> Problem requirements:
Across these entries, how many lines contain the word "JSON"? Answer with only the number.
[[ Task data, beginning ]]
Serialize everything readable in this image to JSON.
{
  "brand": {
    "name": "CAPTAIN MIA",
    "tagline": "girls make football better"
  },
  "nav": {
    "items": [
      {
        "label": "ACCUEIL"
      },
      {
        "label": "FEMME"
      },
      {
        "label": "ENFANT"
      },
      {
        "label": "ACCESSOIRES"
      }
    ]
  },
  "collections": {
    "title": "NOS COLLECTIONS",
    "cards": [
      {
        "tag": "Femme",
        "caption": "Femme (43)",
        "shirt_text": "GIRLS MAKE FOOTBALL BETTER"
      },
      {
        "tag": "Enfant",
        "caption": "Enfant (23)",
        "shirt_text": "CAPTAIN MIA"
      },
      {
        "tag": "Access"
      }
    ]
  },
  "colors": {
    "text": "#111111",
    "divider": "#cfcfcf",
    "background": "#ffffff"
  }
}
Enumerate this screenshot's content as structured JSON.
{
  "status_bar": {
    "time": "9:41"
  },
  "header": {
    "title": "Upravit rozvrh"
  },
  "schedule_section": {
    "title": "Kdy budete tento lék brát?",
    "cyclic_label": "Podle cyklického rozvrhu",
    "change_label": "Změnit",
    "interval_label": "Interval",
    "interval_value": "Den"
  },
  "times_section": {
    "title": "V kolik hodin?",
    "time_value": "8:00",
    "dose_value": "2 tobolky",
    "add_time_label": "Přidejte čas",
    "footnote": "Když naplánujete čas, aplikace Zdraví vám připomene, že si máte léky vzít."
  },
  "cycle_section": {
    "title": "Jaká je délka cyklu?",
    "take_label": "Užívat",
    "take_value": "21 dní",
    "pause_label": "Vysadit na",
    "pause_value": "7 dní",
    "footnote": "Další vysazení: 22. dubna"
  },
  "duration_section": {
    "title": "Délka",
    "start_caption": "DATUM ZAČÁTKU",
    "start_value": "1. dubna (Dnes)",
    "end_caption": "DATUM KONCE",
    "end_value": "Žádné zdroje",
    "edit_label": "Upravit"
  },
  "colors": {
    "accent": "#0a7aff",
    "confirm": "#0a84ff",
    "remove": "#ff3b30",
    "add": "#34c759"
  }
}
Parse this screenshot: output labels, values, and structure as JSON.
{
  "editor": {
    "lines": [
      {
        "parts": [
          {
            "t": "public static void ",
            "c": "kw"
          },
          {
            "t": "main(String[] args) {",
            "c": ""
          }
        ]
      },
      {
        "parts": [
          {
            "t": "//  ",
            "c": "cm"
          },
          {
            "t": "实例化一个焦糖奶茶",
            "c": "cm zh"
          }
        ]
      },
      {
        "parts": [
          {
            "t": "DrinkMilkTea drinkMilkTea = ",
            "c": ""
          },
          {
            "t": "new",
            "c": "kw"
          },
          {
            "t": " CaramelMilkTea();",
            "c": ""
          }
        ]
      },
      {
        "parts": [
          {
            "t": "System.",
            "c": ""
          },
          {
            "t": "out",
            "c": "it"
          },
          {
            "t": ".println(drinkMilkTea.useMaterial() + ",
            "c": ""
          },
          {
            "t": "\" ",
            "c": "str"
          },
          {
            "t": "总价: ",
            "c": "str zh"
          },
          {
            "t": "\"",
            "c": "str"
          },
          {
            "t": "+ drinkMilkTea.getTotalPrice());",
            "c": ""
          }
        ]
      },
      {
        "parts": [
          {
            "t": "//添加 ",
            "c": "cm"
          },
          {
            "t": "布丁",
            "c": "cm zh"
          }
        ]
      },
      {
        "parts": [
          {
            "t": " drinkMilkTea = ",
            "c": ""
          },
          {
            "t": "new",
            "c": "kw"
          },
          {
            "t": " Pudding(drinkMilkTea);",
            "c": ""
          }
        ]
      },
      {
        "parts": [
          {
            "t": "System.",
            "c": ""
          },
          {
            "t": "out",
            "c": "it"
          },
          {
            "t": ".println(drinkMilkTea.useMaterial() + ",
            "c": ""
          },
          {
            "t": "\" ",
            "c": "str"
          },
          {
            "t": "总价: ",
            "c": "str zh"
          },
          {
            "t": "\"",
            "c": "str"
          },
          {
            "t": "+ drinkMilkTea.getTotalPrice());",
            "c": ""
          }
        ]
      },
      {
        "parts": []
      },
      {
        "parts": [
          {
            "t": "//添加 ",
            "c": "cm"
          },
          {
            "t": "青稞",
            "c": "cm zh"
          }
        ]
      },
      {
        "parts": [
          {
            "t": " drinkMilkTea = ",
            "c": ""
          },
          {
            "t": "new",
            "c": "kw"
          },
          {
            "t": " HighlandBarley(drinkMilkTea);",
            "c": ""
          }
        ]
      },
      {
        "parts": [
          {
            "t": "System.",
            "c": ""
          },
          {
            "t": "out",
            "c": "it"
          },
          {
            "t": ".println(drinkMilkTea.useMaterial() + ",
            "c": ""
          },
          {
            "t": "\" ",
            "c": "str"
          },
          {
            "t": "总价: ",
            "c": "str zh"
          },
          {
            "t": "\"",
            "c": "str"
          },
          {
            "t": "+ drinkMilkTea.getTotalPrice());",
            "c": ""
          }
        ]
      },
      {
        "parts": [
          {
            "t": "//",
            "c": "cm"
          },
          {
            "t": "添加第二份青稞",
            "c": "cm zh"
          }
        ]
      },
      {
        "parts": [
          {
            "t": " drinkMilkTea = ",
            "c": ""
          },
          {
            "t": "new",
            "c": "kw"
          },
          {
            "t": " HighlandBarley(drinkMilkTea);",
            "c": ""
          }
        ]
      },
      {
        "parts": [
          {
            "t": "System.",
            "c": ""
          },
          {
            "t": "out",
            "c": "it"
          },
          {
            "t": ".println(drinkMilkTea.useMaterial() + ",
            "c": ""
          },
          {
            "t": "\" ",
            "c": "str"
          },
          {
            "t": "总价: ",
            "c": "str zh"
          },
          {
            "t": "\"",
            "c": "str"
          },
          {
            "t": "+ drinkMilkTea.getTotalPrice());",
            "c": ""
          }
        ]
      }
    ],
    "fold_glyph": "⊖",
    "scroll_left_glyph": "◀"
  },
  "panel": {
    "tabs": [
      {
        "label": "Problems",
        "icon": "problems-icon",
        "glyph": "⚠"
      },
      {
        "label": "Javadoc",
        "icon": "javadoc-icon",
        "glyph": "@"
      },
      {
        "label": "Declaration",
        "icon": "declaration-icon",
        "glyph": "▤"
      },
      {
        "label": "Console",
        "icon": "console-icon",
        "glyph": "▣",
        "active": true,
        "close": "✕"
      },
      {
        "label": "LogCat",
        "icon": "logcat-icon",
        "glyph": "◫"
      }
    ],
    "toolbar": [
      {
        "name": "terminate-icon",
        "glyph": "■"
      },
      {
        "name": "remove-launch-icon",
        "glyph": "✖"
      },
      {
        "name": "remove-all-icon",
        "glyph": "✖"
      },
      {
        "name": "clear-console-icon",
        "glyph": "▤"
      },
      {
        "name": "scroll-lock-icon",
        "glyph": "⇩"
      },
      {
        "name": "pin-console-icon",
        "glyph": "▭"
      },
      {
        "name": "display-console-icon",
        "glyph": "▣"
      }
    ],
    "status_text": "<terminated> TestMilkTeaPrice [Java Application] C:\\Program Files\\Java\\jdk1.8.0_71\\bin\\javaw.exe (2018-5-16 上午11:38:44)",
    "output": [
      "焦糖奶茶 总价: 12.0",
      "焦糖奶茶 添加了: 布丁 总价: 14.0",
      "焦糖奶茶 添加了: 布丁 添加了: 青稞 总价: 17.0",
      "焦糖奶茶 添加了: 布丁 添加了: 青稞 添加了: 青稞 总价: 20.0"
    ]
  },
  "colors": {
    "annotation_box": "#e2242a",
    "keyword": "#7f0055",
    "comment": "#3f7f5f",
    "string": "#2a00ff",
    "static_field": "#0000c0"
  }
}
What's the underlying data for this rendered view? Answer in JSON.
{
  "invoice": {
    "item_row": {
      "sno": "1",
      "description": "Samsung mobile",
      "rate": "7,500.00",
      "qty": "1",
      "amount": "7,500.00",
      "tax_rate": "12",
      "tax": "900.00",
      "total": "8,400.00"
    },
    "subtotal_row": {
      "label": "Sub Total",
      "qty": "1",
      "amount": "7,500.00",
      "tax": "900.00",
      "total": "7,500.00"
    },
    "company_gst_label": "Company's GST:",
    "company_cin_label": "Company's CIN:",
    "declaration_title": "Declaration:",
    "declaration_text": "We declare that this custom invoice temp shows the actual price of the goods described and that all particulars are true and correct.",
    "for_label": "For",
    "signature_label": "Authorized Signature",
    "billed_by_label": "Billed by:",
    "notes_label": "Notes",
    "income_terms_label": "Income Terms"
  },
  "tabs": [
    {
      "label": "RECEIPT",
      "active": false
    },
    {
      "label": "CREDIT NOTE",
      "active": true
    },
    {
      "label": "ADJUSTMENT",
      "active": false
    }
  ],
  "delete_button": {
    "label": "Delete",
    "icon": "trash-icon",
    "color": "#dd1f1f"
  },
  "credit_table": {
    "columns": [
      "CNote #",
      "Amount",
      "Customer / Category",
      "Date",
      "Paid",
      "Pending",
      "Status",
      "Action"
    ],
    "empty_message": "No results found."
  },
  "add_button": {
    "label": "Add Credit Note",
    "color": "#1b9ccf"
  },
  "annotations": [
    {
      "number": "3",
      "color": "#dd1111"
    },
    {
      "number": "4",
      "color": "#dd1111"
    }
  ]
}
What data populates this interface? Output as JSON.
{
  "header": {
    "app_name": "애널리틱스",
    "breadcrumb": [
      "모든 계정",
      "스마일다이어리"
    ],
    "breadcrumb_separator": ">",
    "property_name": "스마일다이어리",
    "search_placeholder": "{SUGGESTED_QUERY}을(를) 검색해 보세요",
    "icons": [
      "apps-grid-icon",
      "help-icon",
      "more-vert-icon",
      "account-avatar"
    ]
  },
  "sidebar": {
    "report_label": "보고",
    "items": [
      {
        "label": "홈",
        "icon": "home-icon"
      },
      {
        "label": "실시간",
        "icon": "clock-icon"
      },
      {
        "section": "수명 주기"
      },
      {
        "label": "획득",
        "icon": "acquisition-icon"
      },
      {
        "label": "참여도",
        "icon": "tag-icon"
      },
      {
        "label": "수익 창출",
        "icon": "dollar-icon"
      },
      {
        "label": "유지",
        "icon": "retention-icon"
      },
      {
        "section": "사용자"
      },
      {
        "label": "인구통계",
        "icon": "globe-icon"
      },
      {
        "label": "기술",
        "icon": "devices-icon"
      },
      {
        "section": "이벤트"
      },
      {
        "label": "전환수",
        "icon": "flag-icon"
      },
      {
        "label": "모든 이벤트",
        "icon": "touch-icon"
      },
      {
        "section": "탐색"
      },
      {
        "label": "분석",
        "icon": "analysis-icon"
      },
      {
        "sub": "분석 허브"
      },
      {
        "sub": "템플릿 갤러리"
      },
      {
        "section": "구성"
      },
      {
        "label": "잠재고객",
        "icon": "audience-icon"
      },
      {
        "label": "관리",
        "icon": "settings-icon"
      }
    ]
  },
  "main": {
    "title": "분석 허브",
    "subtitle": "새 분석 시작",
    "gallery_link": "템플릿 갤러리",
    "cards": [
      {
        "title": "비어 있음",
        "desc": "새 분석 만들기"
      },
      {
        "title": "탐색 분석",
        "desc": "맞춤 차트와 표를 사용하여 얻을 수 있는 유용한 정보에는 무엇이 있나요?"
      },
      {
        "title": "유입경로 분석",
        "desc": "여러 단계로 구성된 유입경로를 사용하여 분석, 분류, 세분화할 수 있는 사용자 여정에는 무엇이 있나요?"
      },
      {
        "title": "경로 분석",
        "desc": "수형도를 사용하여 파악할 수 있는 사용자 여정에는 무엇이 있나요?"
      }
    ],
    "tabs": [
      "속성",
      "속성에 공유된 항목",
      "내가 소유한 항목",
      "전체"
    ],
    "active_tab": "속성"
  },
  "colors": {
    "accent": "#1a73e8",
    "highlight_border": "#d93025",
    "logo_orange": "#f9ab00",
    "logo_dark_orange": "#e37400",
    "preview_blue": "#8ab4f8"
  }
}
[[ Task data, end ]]
> Expected answer:
5